§ **What to work on**
Only the lines holding the string "products" are needed; copy each of them from the data.

__________

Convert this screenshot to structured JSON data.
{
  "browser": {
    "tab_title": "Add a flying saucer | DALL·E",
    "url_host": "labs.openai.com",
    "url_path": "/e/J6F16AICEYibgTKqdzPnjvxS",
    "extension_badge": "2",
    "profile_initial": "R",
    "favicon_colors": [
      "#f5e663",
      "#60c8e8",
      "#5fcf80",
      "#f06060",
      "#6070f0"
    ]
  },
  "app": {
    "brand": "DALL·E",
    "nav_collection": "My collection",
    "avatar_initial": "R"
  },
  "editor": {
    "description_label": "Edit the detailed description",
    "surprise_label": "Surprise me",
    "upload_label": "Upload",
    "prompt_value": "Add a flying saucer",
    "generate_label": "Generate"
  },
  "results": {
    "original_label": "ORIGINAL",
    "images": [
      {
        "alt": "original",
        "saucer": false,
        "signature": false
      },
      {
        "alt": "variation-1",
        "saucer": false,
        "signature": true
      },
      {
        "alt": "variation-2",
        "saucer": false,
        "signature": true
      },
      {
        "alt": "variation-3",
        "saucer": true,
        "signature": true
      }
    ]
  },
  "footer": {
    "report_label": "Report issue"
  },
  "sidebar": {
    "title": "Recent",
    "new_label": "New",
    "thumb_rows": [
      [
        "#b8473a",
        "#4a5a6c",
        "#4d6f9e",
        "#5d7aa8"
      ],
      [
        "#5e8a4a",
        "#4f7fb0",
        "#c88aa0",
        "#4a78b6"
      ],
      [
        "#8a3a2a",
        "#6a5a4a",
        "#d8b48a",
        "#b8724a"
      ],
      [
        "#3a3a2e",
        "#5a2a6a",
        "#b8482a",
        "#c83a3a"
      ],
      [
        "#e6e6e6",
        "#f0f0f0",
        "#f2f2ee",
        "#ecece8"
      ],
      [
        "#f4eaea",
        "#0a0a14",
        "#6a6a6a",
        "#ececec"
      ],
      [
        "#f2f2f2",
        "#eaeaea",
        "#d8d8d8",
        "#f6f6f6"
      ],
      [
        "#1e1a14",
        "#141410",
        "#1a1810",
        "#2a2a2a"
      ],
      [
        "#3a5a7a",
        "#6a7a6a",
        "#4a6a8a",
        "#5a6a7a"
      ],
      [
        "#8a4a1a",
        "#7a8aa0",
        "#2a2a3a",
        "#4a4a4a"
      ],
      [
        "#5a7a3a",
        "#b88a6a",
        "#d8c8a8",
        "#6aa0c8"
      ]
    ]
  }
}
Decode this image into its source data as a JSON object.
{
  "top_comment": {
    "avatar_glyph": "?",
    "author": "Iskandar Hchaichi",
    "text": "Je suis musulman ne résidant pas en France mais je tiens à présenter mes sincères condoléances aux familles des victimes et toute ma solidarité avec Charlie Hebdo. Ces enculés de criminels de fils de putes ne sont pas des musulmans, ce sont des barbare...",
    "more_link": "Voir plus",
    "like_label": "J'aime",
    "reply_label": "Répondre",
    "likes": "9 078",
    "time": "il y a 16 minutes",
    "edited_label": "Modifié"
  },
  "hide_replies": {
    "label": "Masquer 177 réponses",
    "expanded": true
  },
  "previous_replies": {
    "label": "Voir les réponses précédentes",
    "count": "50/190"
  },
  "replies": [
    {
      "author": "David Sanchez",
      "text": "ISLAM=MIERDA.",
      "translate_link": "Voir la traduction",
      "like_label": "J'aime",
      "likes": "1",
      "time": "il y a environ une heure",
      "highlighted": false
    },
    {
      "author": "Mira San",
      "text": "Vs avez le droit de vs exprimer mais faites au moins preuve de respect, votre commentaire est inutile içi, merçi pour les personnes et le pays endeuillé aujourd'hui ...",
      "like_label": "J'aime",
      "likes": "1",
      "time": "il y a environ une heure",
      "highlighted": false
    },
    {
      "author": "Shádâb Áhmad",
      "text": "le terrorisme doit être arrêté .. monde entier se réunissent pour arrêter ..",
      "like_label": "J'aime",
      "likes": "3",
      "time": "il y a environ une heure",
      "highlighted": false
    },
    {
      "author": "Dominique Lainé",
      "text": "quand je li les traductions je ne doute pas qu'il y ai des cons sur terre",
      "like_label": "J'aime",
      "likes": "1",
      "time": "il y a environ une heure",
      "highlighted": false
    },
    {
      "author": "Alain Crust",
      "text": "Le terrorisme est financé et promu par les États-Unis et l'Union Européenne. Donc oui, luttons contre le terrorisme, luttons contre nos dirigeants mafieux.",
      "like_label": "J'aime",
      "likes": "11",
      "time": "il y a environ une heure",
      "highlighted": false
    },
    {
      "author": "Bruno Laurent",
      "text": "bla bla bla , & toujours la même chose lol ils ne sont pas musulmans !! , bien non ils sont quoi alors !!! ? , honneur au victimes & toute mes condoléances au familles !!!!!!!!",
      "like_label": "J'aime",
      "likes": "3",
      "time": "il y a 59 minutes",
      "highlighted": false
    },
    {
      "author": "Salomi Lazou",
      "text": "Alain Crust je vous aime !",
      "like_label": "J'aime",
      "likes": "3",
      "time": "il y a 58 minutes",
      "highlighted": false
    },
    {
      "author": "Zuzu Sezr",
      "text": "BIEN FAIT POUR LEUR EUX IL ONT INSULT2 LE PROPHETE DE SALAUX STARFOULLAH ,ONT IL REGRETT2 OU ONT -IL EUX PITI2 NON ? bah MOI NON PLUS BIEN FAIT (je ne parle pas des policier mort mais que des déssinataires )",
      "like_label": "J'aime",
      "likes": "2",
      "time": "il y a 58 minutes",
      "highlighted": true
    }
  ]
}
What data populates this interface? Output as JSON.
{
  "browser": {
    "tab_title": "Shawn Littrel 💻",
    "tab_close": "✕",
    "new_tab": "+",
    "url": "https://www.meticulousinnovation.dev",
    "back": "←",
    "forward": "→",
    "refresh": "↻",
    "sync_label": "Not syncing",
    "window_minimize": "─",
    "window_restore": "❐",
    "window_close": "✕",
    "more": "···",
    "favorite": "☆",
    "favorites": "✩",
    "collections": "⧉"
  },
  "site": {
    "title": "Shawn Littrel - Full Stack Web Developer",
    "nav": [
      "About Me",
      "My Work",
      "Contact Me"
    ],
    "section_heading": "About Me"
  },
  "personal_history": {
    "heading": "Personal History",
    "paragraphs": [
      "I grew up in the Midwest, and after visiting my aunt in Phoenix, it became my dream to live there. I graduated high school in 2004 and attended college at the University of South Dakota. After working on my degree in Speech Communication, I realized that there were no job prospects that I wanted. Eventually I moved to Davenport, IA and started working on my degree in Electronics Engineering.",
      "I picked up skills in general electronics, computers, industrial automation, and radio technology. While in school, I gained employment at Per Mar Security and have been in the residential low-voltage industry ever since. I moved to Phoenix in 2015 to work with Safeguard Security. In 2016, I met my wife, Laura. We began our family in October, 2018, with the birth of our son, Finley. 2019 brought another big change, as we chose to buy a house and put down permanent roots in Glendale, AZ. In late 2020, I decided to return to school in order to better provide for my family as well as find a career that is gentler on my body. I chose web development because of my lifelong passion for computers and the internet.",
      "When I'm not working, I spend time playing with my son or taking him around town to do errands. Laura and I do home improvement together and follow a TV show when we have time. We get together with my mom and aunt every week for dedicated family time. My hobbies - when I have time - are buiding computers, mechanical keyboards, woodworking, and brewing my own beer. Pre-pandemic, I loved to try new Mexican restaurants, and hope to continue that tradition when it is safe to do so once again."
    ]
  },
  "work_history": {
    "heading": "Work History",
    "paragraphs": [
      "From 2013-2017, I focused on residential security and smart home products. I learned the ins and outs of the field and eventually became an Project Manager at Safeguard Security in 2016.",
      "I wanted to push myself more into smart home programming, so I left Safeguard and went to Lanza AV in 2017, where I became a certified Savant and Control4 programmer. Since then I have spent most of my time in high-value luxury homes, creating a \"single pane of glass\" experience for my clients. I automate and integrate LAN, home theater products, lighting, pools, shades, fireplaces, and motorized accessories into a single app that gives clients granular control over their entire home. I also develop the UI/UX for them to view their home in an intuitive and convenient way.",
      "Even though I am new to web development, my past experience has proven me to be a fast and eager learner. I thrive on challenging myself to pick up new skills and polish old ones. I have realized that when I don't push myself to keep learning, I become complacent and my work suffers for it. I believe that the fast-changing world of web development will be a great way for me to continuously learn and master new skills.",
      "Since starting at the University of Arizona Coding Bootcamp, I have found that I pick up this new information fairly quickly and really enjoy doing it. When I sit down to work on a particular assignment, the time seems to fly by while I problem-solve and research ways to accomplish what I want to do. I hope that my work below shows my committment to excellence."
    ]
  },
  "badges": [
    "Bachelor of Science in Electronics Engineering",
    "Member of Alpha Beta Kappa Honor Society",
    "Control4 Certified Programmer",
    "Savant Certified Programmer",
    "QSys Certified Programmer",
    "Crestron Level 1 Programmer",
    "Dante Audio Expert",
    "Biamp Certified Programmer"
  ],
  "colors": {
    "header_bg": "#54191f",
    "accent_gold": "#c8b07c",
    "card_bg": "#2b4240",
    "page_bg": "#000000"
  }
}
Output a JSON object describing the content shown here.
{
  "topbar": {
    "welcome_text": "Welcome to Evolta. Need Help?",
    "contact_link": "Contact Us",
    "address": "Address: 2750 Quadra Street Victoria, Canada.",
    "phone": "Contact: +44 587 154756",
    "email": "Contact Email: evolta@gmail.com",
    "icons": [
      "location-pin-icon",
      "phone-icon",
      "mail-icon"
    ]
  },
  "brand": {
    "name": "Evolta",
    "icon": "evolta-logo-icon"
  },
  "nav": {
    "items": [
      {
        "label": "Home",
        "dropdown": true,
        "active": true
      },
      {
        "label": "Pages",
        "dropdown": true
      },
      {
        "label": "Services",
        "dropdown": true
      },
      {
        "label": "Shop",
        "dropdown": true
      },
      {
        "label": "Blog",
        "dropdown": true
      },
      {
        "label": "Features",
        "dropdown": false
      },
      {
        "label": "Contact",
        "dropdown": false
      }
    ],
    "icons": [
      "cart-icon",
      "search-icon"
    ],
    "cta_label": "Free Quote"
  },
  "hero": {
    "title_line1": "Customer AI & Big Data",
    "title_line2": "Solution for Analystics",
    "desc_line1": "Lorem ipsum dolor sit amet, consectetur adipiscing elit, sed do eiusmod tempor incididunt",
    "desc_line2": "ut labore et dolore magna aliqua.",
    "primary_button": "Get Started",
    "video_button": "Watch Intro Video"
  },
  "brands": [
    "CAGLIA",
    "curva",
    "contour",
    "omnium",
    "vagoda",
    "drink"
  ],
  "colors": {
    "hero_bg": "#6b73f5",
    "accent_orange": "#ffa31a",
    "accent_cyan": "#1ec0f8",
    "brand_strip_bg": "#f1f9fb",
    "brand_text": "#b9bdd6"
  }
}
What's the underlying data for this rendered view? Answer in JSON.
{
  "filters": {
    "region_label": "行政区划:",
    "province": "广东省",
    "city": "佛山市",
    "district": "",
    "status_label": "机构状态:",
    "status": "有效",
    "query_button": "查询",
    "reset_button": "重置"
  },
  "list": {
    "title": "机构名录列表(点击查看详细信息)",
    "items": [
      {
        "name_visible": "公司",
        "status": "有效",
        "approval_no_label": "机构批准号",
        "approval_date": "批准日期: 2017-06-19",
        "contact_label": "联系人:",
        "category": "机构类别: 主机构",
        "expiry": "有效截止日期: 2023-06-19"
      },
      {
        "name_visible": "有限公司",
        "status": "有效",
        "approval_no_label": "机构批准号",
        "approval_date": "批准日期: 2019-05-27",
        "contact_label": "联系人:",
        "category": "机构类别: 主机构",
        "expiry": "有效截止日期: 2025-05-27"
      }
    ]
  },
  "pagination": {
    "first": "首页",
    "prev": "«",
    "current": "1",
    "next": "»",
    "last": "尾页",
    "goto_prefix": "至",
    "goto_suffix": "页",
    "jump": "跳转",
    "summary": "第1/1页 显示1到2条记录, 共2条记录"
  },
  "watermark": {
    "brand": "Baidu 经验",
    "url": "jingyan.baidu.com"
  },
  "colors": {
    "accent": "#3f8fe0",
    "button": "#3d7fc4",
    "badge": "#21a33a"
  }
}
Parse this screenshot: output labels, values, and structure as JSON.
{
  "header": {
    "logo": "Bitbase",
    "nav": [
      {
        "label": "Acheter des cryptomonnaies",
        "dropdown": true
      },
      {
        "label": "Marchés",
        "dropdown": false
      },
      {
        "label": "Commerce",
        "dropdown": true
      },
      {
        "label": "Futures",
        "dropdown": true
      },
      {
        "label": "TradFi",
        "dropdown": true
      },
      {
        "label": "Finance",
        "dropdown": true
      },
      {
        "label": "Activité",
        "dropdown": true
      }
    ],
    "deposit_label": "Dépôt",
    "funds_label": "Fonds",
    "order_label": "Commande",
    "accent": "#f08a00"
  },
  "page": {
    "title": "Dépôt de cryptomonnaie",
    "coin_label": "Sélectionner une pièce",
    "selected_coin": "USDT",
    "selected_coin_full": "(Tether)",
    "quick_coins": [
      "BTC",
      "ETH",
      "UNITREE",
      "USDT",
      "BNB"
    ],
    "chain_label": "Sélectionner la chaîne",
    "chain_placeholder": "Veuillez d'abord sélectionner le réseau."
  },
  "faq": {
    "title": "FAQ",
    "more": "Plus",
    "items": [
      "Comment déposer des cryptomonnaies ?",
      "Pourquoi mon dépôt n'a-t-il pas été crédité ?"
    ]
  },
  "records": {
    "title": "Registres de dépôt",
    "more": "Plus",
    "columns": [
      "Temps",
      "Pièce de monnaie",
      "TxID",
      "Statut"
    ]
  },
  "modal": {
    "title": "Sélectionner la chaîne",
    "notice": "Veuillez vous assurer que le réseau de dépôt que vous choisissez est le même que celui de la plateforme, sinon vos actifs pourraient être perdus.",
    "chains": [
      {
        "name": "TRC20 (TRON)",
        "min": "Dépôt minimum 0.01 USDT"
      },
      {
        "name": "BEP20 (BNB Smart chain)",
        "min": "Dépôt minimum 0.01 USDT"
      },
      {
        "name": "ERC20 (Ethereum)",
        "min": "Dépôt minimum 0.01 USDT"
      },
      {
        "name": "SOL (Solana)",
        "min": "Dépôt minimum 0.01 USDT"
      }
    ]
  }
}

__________

§ **Exercise result**
      "From 2013-2017, I focused on residential security and smart home products. I learned the ins and outs of the field and eventually became an Project Manager at Safeguard Security in 2016.",
      "I wanted to push myself more into smart home programming, so I left Safeguard and went to Lanza AV in 2017, where I became a certified Savant and Control4 programmer. Since then I have spent most of my time in high-value luxury homes, creating a \"single pane of glass\" experience for my clients. I automate and integrate LAN, home theater products, lighting, pools, shades, fireplaces, and motorized accessories into a single app that gives clients granular control over their entire home. I also develop the UI/UX for them to view their home in an intuitive and convenient way.",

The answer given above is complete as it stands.